It’s very easy to judge, to say ‘These guys were the smugglers; these guys were there to uphold the law’. It’s a blurred picture and even the Customs Officers themselves who were in charge of discipline – the Collectors and his officials at the port – weren’t above the odd backhander now and again. We suspect that Thomas managed to get off his first brush with the law in 1771 because a mysterious gift of a few casks of geneva made their way to the Collector’s house one evening.
So it allows us to completely reappraise the way we approach coastal communities and how they work and operate. The traditional view that locals were in league with the smugglers? Well yes, there was an element of that as well but those same local people were also being brought in to work on the Customs. They were manning the ships. They faced danger pretty much every single day: whether from drowning by going overboard in very rough and dangerous seas, or from being fired upon, were involved in pitched battles on shore or on the ships. They were under enormous pressure. We can tell that from the way both the captains and mates of the crews drove them forward into very dangerous situations. Under pressure from their own officials, as well, to constantly seize goods.

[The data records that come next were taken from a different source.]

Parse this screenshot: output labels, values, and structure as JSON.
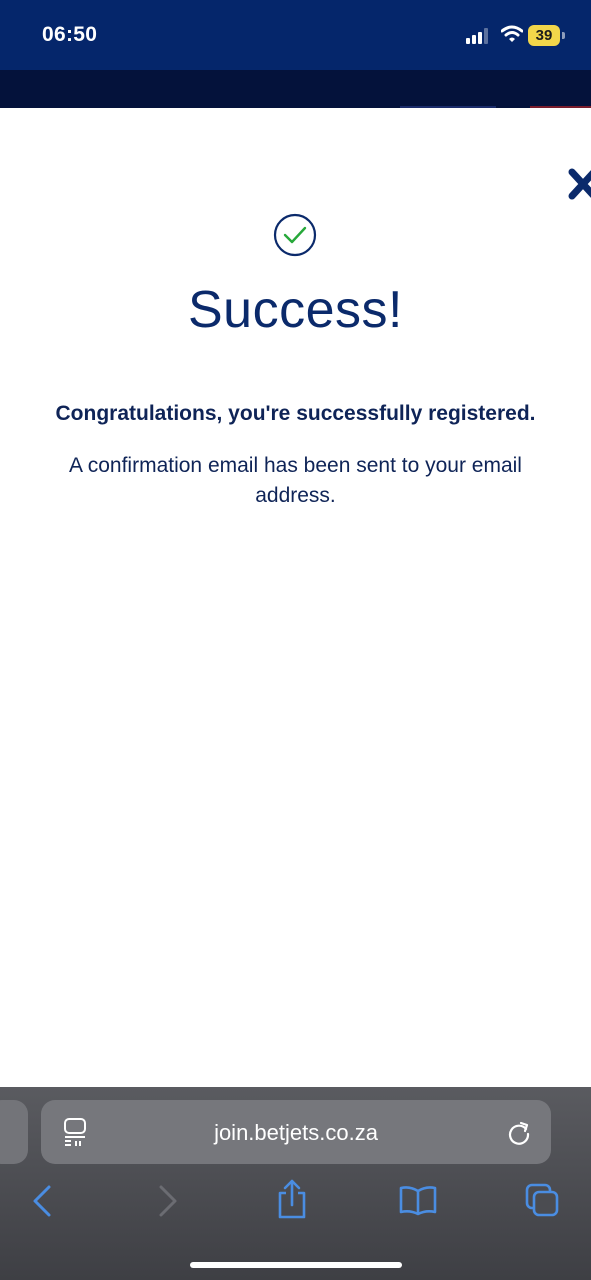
{
  "status_bar": {
    "time": "06:50",
    "battery": "39",
    "icons": [
      "signal-icon",
      "wifi-icon",
      "battery-icon"
    ],
    "background_color": "#05266b"
  },
  "site_header": {
    "background_color": "#04123b"
  },
  "dialog": {
    "close_icon": "close-icon",
    "success_icon": "check-circle-icon",
    "title": "Success!",
    "congrats_text": "Congratulations, you're successfully registered.",
    "confirmation_text": "A confirmation email has been sent to your email address.",
    "title_color": "#0b2a6b",
    "check_color": "#27a83a"
  },
  "browser": {
    "url": "join.betjets.co.za",
    "icons": {
      "reader": "reader-mode-icon",
      "reload": "reload-icon",
      "back": "back-icon",
      "forward": "forward-icon",
      "share": "share-icon",
      "bookmarks": "bookmarks-icon",
      "tabs": "tabs-icon"
    }
  }
}
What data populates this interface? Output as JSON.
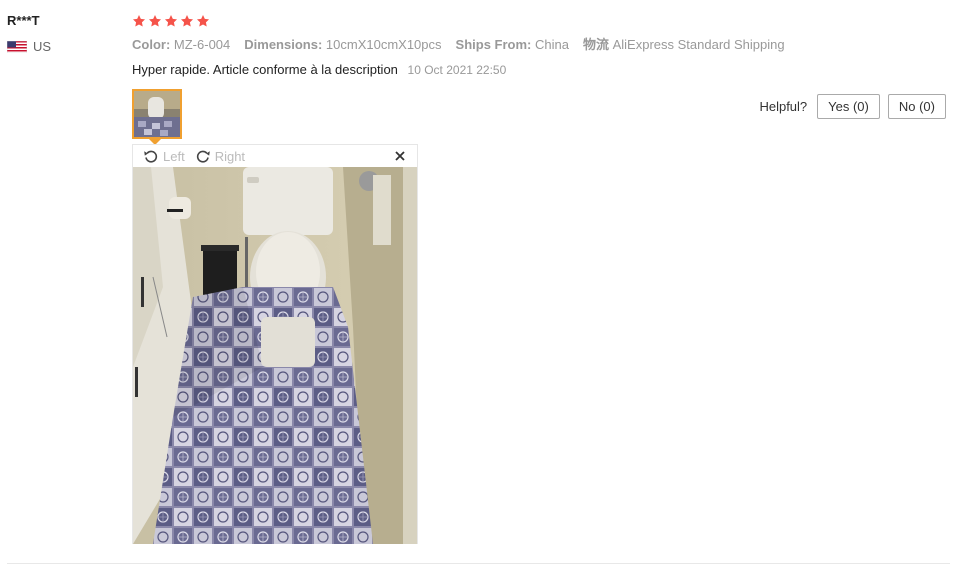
{
  "reviewer": {
    "name": "R***T",
    "country": "US",
    "flag_icon": "us-flag-icon"
  },
  "rating": {
    "stars": 5,
    "max": 5,
    "color": "#f5534a"
  },
  "attributes": [
    {
      "key": "Color:",
      "value": "MZ-6-004"
    },
    {
      "key": "Dimensions:",
      "value": "10cmX10cmX10pcs"
    },
    {
      "key": "Ships From:",
      "value": "China"
    },
    {
      "key": "物流",
      "value": "AliExpress Standard Shipping"
    }
  ],
  "review": {
    "text": "Hyper rapide. Article conforme à la description",
    "date": "10 Oct 2021 22:50"
  },
  "helpful": {
    "label": "Helpful?",
    "yes_label": "Yes (0)",
    "no_label": "No (0)"
  },
  "viewer": {
    "rotate_left_label": "Left",
    "rotate_right_label": "Right",
    "close_icon": "close-icon"
  },
  "colors": {
    "accent": "#f0a030",
    "star": "#f5534a"
  }
}
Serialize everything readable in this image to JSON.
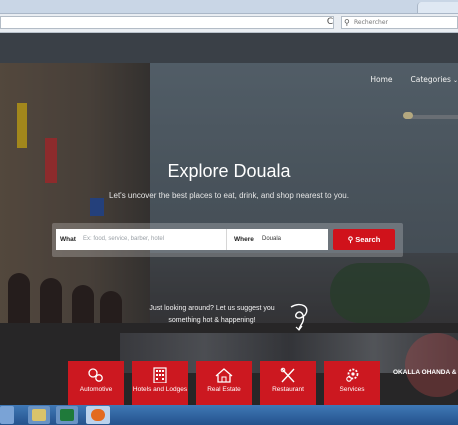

One thing that’s very marked from just reading through a sequential series of these letter books is just how sophisticated some of the smugglers became, both in terms of the arms and armaments and also the evasion techniques. One the things that Thomas constantly complains about – and this is why I think it’s perhaps a bit unfair to portray him and others as villains for the whole of the time – I genuinely believe that many of them did want to protect themselves and as much of the revenue as they could. And you sense an exasperation in the tone of his correspondence that he isn’t being given more support. He’s always saying ‘I want a bigger ship, I want a better ship’ and yet the Collectors would refuse him this. And so you feel that he turned perhaps a little bit too far to work with the smugglers, partly to increase his revenue but perhaps also to help save his skin. He doesn’t strike me as the sort of person who would turn away from conflict but on a number of occasions he says ‘I just had to break off the chase because we were heavily outnumbered and outgunned’.
So when you think of the 18th century and you think of exotic films such as Whisky Galore and locals rolling barrels from shipwrecks, or perhaps even drawing ships onto the rocks at night, these are the extremes. The truth, as we find from these letter books, is somewhere in the middle; there are lots of grey areas. The fascination really is bringing people back to life.
And if you have got any interest in both the 18th century or coastal communities in general, be they for a genealogical purpose for the Customs Officers and many of the men who would be completely unrecorded in any other source, or perhaps the nature or texture of life in these wild and remote coastal communities, it’s definitely worth just browsing through these outport letters and books. In many ways they bridge the gap between the onset of civil registration in the census returns where we understand more about the complete picture of these communities and a lost way of life.
Cullercoats today is transformed. It’s busy, it’s been swallowed up by Newcastle, but as we saw in those very early pictures we’re going back to a very different nature and tenure of life. And it’s often through correspondence sources rather than pure genealogical sources that we can actually bring these lives back into public attention.
Transcribed by Catherine Pritchard as part of a volunteer project, March 2015